2. Larry Page, CEO, Google – Most Powerful People in Wireless


Larry Page, CEO, Google

What makes him powerful: Who is Larry Page? More than a year into his stint as Google CEO, the answer remains elusive. While Executive Chairman Eric Schmidt is the public face of the digital services giant, traveling the globe and spreading the Google gospel,  co-founder Page is the puppet master lurking behind the scenes--this year, he spent months out of the public eye after losing his voice, finally ending speculation about the overall state of his health by speaking at Google's annual Zeitgeist conference in mid-October.

Page may keep a low profile compared to other industry leaders, but his power and influence speak for themselves. No other company matches the scope or reach of Google's mobile empire: Its Android mobile operating system now powers more than 500 million devices worldwide, a number on pace to double to 1 billion in a year. The Android device ecosystem keeps growing in number as well as variety, with Google teaming with LG Electronics for the Nexus 4, the latest in a series of "lead" Nexus-branded devices showcasing the latest Android software advances; in partnership with Samsung Electronics, Google is also rolling out the new Nexus 10, which it calls "the highest resolution tablet on the planet." And there's more than enough content to keep Android device owners occupied: The Google Play storefront offers about 700,000 Android applications, a number on par with archrival Apple's (NASDAQ:AAPL) App Store for iOS.

Google's mobile dominance spans beyond Android, of course. The company's mobile run rate now tops $8 billion, and Page expects mobile ad revenues to eventually eclipse their desktop counterpart. Google Search is among the top five most regularly accessed applications across all U.S. smartphones according to Nielsen; Google Wallet usage doubled in the weeks after the company rolled out a cloud-based version of the contactless payment service with support for all credit and debit cards from Visa, MasterCard, American Express and Discover; and Google-owned YouTube is the largest source of mobile data traffic across all international markets, accounting for more than 25 percent of total network data in some regions. If it matters on mobile, it's a part of Google's business.

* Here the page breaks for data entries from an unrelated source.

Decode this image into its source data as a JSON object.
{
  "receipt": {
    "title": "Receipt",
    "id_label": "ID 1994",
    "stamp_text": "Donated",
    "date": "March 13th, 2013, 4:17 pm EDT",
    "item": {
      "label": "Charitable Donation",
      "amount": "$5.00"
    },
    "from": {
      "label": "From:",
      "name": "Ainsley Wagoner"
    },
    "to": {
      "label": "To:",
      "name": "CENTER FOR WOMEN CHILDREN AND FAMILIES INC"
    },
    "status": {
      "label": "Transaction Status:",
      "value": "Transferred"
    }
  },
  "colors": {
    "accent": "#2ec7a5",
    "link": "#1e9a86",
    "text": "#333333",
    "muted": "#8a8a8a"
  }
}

But for the first time, there are serious causes for concern about Google's momentum. It has struggled to integrate handset maker Motorola Mobility, which it acquired for $12.5 billion--Motorola reported third quarter operating losses of $527 million, its first quarter as a Google unit. Far more troubling, in August a jury awarded Apple a $1 billion victory against Android manufacturing partner Samsung Electronics in the companies' patent infringement battle--Apple's executives have long argued that Android platform too closely copies the company's iPhone and iOS software, and if its legal victory stands, Apple will likely assert its patents against other Android vendors.

Android partners are weighing their options: ZTE has already confirmed it will build smartphones based on open-source software development initiative Mozilla's fledgling Firefox OS, and when Acer indicated plans to launch a smartphone running Chinese Internet giant Alibaba's Aliyun mobile operating system, Google stepped in to halt the project, citing software compatibility concerns. Android fragmentation remains a challenge as well. Devices running no fewer than eight different versions of Android have accessed Google Play in recent weeks, and Motorola recently confirmed it is not shipping the unaltered, stock version of Android on its smartphones because of carrier demands to customize the OS to their own specifications.

Not even Google's core mobile services are still on solid ground. With the launch of its new iOS 6, Apple swapped out Google Maps (an iOS fixture since the first iPhone hit retail in 2007) in favor of its homegrown, much-maligned Maps platform, also expunging support for YouTube. Google has already launched an ad-supported YouTube app for iOS and a Maps app is reportedly in the pipeline. Still, it seems Apple will stop at nothing to derail Google's mobile momentum, and so far, it's working: First-week sales of the new iPhone 5 slowed Android's growth in the critical U.S. and U.K. markets, according to market research firm Kantar Worldpanel ComTech. It will be fascinating to watch Google adapt to these challenges and changes, and as the company evolves, we'll see Page's leadership and entrepreneurial vision evolve in tandem.--Jason

Special Report: Top 25 Most Powerful People in U.S. Wireless 2012